The Monetary Policy Committee (MPC) of the Central Bank of Nigeria (CBN) has retained lending rate at 14 per cent, saying a rate cut will worsen inflation.
The CBN Governor, Mr Godwin Emefiele, said this in Abuja on Tuesday while briefing newsmen on the outcome of the first MPC meeting for the year.
Emefiele further explained that a rate cut would further destabilise the already volatile foreign exchange market.
“The committee further noted that Inflationary pressures would begin to subside as non-oil output recovers and the naira exchange rate stabilises.
“Until then, it stressed, a rate cut would worsen the inflationary conditions, stunt growth and undermine the current outlook for stability in the foreign exchange market. `
“The committee also feels that doing so would further aggravate demand pressures while undermining existing income levels in the face of the already expansionary monetary policy and increasing inflationary pressures, which will make the economy unattractive for foreign and domestic investment.
“Given these limitations, the committee was reluctant to lower the policy rate on this occasion, but remained committed to doing so when the conditions permit.’’
Emefiele said the committee unanimously voted to retain the Monetary Policy Rate (MPR) at 14 per cent, maintain the Cash Reserve Ratio at 22.5 per cent and then keep the Liquidity Ratio at 30 per cent.
Also, the Asymmetric corridor was retained at +200 and -500 basis points around MPR.
The News Agency of Nigeria (NAN) reports that since July 2016, there has been no major monetary policy change.

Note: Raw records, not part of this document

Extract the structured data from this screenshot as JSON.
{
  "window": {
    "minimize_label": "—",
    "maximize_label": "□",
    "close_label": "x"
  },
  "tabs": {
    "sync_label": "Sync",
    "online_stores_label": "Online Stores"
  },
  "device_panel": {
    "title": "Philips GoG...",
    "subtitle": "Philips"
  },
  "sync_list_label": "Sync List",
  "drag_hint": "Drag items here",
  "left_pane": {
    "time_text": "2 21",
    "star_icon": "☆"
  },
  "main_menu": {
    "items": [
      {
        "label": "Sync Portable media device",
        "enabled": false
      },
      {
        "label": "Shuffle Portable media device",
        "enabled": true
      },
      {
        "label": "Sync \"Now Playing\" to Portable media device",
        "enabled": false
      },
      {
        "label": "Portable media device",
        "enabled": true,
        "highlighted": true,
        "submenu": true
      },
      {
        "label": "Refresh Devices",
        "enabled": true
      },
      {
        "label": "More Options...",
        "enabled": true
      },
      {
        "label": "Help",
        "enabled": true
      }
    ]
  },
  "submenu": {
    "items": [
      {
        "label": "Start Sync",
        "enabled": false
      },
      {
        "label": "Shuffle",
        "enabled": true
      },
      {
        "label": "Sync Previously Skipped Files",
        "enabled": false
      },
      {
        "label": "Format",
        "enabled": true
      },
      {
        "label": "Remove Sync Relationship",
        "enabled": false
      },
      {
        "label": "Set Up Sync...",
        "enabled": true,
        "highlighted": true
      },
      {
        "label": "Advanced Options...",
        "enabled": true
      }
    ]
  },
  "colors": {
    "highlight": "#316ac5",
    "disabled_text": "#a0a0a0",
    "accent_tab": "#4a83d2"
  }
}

The CBN chief said the domestic economy and the uncertainties in the global environment also informed the decision of the committee.
He said the rising wave of nationalistic ideologues across Western countries, the re-evaluation of trade agreements and the monetary policy in the United States, would impact on other countries, including Nigeria.
“The uncertainties underpinning the implementation of Brexit and the apparent retreat from globalisation and free trade were also important points of reflection.
“In recognition of the inevitable structural shift in the global economy, the committee reiterates the need to look inward look and hasten economic diversification to support the economy and improve life of Nigerians,’’ he said.
Emefiele spoke of the need for a greater coordination of monetary and fiscal policy to reflate the economy.
“The committee is of the view that the scarcity of foreign exchange, low fiscal activity, high energy prices and the accumulation of salary arrears cannot be directly ameliorated by monetary policy actions.
“The committee hopes that the recent increase in oil prices would be complemented by production gains to provide the needed tailwinds to sustainable economic activity.
“In that regard, the committee commends the commitment of the fiscal authorities to step up efforts to fill the aggregate demand gap through a speedy resolution of the domestic indebtedness of the federal government to states and local contractors.
“ The committee believes that doing so will aid the effort towards economic recovery,’’ he said.
Emefiele said the committee urges relevant authorities to ensure the quick passage of the 2017 budget and to seriously consider using the Public Private Partnership in its infrastructure development programme.
He stated that doing so will cushion the economy against any possible shocks where there is a shortfall in budgeted revenue.
While fielding questions from newsmen, Emefiele reiterated that the bank would continue to give priority to importers of industrial raw materials, equipment and agric inputs in terms of foreign exchange allocation.
He said the country’s foreign reserves had risen to about 28.9 billion dollars due to rising oil prices.
He said in spite of that, the bank would continue to be prudent in managing the country’s foreign reserves.